◆ **Task description**: Write out the whole listing below exactly, skipping each picture.
Top of Records provided
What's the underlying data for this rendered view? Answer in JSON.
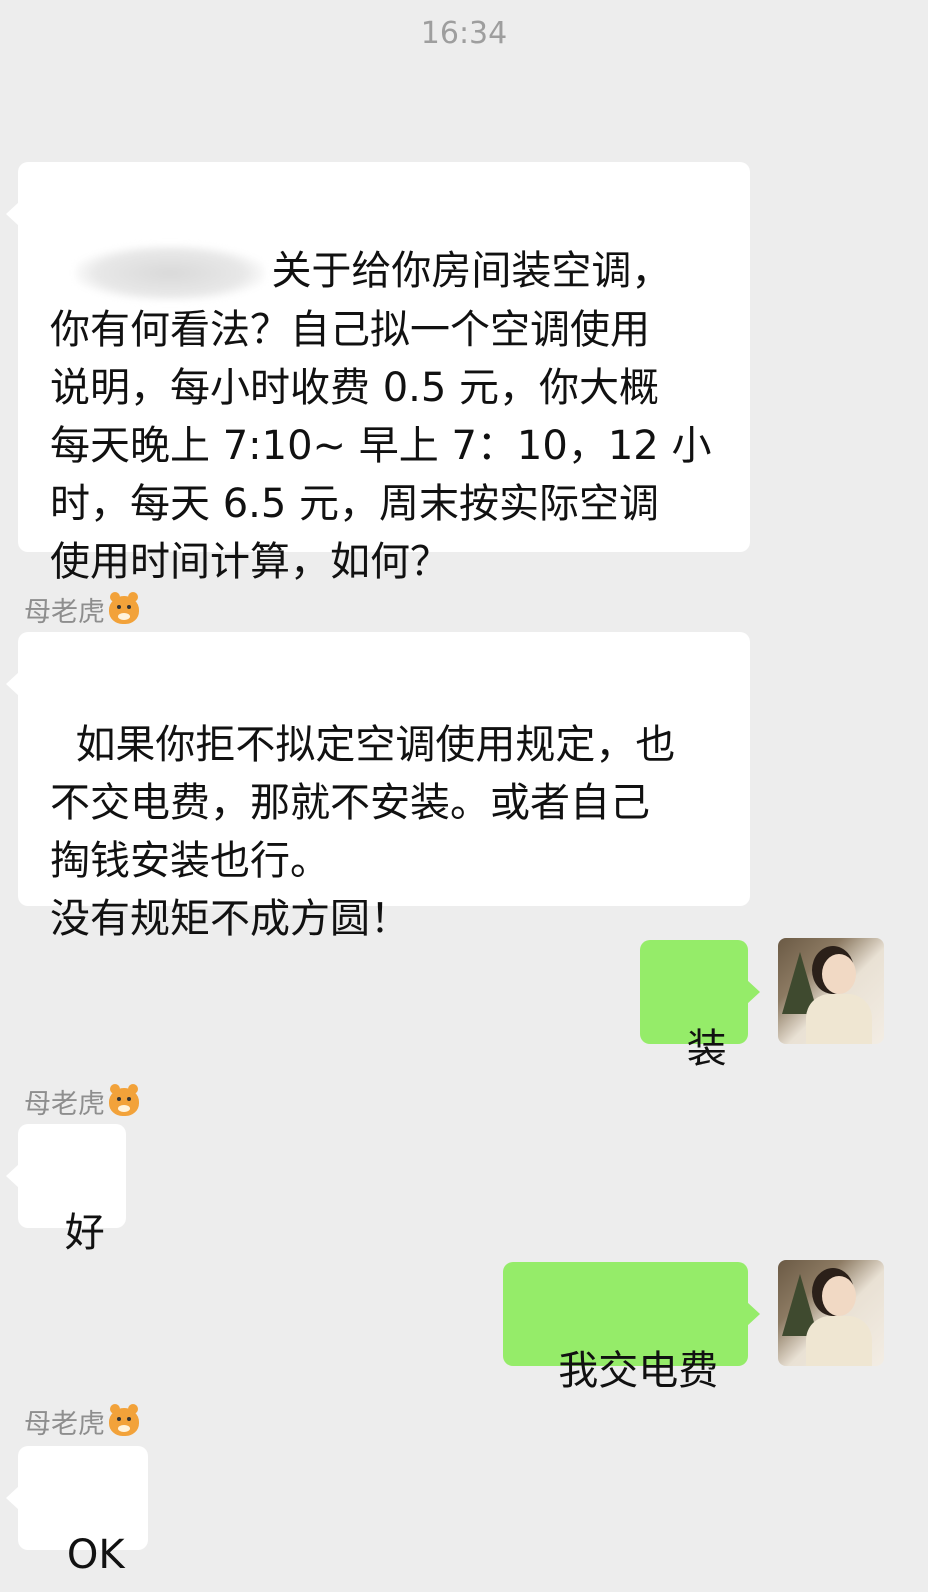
{
  "chat": {
    "timestamp": "16:34",
    "messages": [
      {
        "side": "left",
        "sender": "",
        "text": "关于给你房间装空调，\n你有何看法？自己拟一个空调使用\n说明，每小时收费 0.5 元，你大概\n每天晚上 7:10~ 早上 7：10，12 小\n时，每天 6.5 元，周末按实际空调\n使用时间计算，如何？"
      },
      {
        "side": "left",
        "sender": "母老虎",
        "sender_emoji": "tiger-face-icon",
        "text": "如果你拒不拟定空调使用规定，也\n不交电费，那就不安装。或者自己\n掏钱安装也行。\n没有规矩不成方圆！"
      },
      {
        "side": "right",
        "text": "装"
      },
      {
        "side": "left",
        "sender": "母老虎",
        "sender_emoji": "tiger-face-icon",
        "text": "好"
      },
      {
        "side": "right",
        "text": "我交电费"
      },
      {
        "side": "left",
        "sender": "母老虎",
        "sender_emoji": "tiger-face-icon",
        "text": "OK"
      }
    ]
  },
  "colors": {
    "background": "#ededed",
    "left_bubble": "#ffffff",
    "right_bubble": "#95ec69"
  }
}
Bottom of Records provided
◆ **Answer space**:
What's the underlying data for this rendered view? Answer in JSON.
{
  "chat": {
    "timestamp": "16:34",
    "messages": [
      {
        "side": "left",
        "sender": "",
        "text": "关于给你房间装空调，\n你有何看法？自己拟一个空调使用\n说明，每小时收费 0.5 元，你大概\n每天晚上 7:10~ 早上 7：10，12 小\n时，每天 6.5 元，周末按实际空调\n使用时间计算，如何？"
      },
      {
        "side": "left",
        "sender": "母老虎",
        "sender_emoji": "tiger-face-icon",
        "text": "如果你拒不拟定空调使用规定，也\n不交电费，那就不安装。或者自己\n掏钱安装也行。\n没有规矩不成方圆！"
      },
      {
        "side": "right",
        "text": "装"
      },
      {
        "side": "left",
        "sender": "母老虎",
        "sender_emoji": "tiger-face-icon",
        "text": "好"
      },
      {
        "side": "right",
        "text": "我交电费"
      },
      {
        "side": "left",
        "sender": "母老虎",
        "sender_emoji": "tiger-face-icon",
        "text": "OK"
      }
    ]
  },
  "colors": {
    "background": "#ededed",
    "left_bubble": "#ffffff",
    "right_bubble": "#95ec69"
  }
}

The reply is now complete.